A closer look at new HHS guidance on maximum out-of-pocket spending
There are plenty of big issues on the agenda at the America's Health Insurance Plans' (AHIP) annual meeting this week. But Leapfrog Group President Leah Binder is calling attention to a lesser-known federal health regulation: embedded maximum out of pocket (MOOP) costs.
MOOP is the maximum amount consumers pay to a health plan in a given year. After consumers pay their deductibles and copays--and reach their MOOP--health plans pick up 100% of the tab for the remainder of the year.
Embedded MOOP is the out-of-pocket maximum for family plans, which can be two or three times higher than for individuals. The members under the family plan had to collectively hit the maximum before benefits would kick in.
For some high-deductible health plans, however, that's changed under an FAQ clarification issued by the Department of Health and Human Services. It says MOOP applies separately to each individual embedded in a family plan--each individual with coverage has his or her own cap.

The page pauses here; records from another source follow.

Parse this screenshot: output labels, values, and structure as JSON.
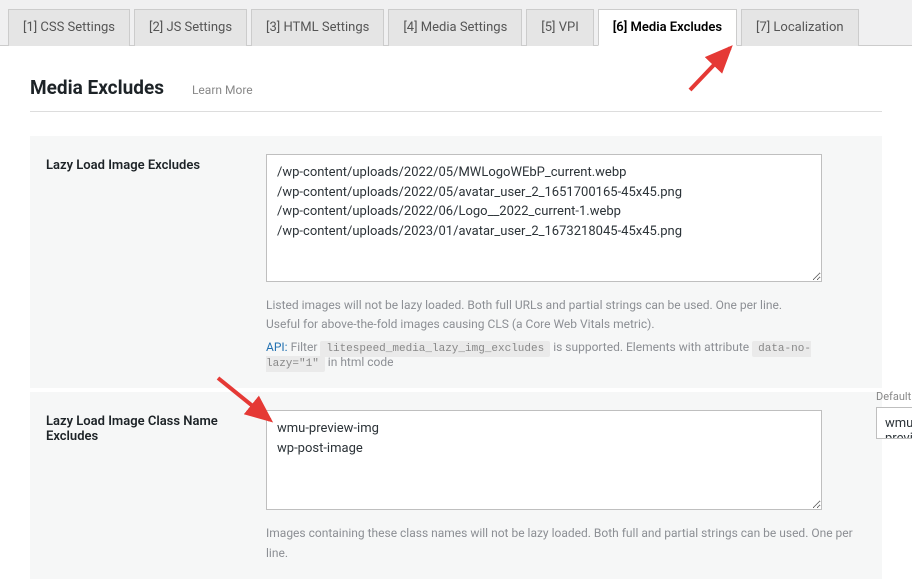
{
  "tabs": [
    {
      "label": "[1] CSS Settings"
    },
    {
      "label": "[2] JS Settings"
    },
    {
      "label": "[3] HTML Settings"
    },
    {
      "label": "[4] Media Settings"
    },
    {
      "label": "[5] VPI"
    },
    {
      "label": "[6] Media Excludes"
    },
    {
      "label": "[7] Localization"
    }
  ],
  "page": {
    "title": "Media Excludes",
    "learn_more": "Learn More"
  },
  "settings": {
    "lazyload_img": {
      "label": "Lazy Load Image Excludes",
      "value": "/wp-content/uploads/2022/05/MWLogoWEbP_current.webp\n/wp-content/uploads/2022/05/avatar_user_2_1651700165-45x45.png\n/wp-content/uploads/2022/06/Logo__2022_current-1.webp\n/wp-content/uploads/2023/01/avatar_user_2_1673218045-45x45.png",
      "help1": "Listed images will not be lazy loaded. Both full URLs and partial strings can be used. One per line.",
      "help2": "Useful for above-the-fold images causing CLS (a Core Web Vitals metric).",
      "api_label": "API:",
      "api_filter": "Filter",
      "api_code": "litespeed_media_lazy_img_excludes",
      "api_text1": "is supported. Elements with attribute",
      "api_code2": "data-no-lazy=\"1\"",
      "api_text2": "in html code"
    },
    "lazyload_class": {
      "label": "Lazy Load Image Class Name Excludes",
      "value": "wmu-preview-img\nwp-post-image",
      "help": "Images containing these class names will not be lazy loaded. Both full and partial strings can be used. One per line.",
      "default_label": "Default value:",
      "default_value": "wmu-previe"
    }
  }
}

For the nearly 17.5 million Americans who have coverage that fall under this new MOOP rule, their plans do not cover the rest of the cost--their employers do, Binder. notes in her Forbes column.
So if employers are down millions of dollars thanks to this new regulation, many may raise employee premiums, decrease wages or reduce benefits. Additionally, premiums for family coverage will likely rise due to this new rule, she writes.
In a statement earlier this week, Groom Law Group warned its clients to act quickly to make the necessary changes to their plans in implementing the new embedded MOOP requirement.
"The requirement to apply an embedded MOOP with respect to other than self-only coverage is likely to result in increased administrative costs and burdens for plans and issuers, as well as increased utilization," the firm notes.